Default isn't enough for AbiExample. Various collection's ::default() is empty, yet, we want to digest them with actual items. And, ABI digesting can't be realized only with AbiEnumVisitor. AbiExample is required because an actual instance of type is needed to actually traverse the data via serde.

On the other hand, ABI digesting can't be done only with AbiExample, either.
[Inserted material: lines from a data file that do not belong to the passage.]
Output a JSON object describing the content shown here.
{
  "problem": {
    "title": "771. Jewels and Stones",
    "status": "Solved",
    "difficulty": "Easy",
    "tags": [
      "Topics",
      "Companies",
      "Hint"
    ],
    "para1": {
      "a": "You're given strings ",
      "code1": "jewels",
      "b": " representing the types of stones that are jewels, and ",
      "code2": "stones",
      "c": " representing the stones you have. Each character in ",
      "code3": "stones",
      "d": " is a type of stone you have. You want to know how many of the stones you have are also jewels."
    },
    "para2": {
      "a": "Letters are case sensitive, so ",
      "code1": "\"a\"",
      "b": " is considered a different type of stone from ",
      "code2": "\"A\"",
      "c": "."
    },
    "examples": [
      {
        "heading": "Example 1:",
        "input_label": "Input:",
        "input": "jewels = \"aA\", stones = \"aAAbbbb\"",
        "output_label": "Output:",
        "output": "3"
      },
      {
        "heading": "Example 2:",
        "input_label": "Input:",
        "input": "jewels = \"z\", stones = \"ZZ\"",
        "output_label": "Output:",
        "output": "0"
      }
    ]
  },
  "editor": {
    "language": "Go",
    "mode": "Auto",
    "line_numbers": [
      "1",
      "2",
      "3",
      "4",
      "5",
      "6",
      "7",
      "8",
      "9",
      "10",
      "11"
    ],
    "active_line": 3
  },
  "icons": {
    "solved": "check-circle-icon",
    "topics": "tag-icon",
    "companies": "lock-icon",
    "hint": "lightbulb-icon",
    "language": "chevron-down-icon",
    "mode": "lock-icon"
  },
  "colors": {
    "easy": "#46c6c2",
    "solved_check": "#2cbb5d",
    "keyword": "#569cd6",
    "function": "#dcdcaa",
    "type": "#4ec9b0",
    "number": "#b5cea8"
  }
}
AbiEnumVisitor is required because all variants of an enum cannot be traversed just with a single variant of it as a ABI example.

Digestable information:

  • rust's type name
  • serde's data type name
  • all fields in struct
  • all variants in enum
  • struct: normal(struct {...}) and tuple-style (struct(...))
  • enum: normal variants and struct- and tuple- styles.
  • attributes: serde(serialize_with=...) and serde(skip)

Not digestable information:

  • Any custom serialize code path not touched by the sample provided by AbiExample. (technically not possible)
  • generics (must be a concrete type; use frozen_abi on concrete type aliases)

References

  1. (De)Serialization with type info · Issue #1095 · serde-rs/serde
  2. std::any::type_name - Rust
  3. Parity's ink to write smart contracts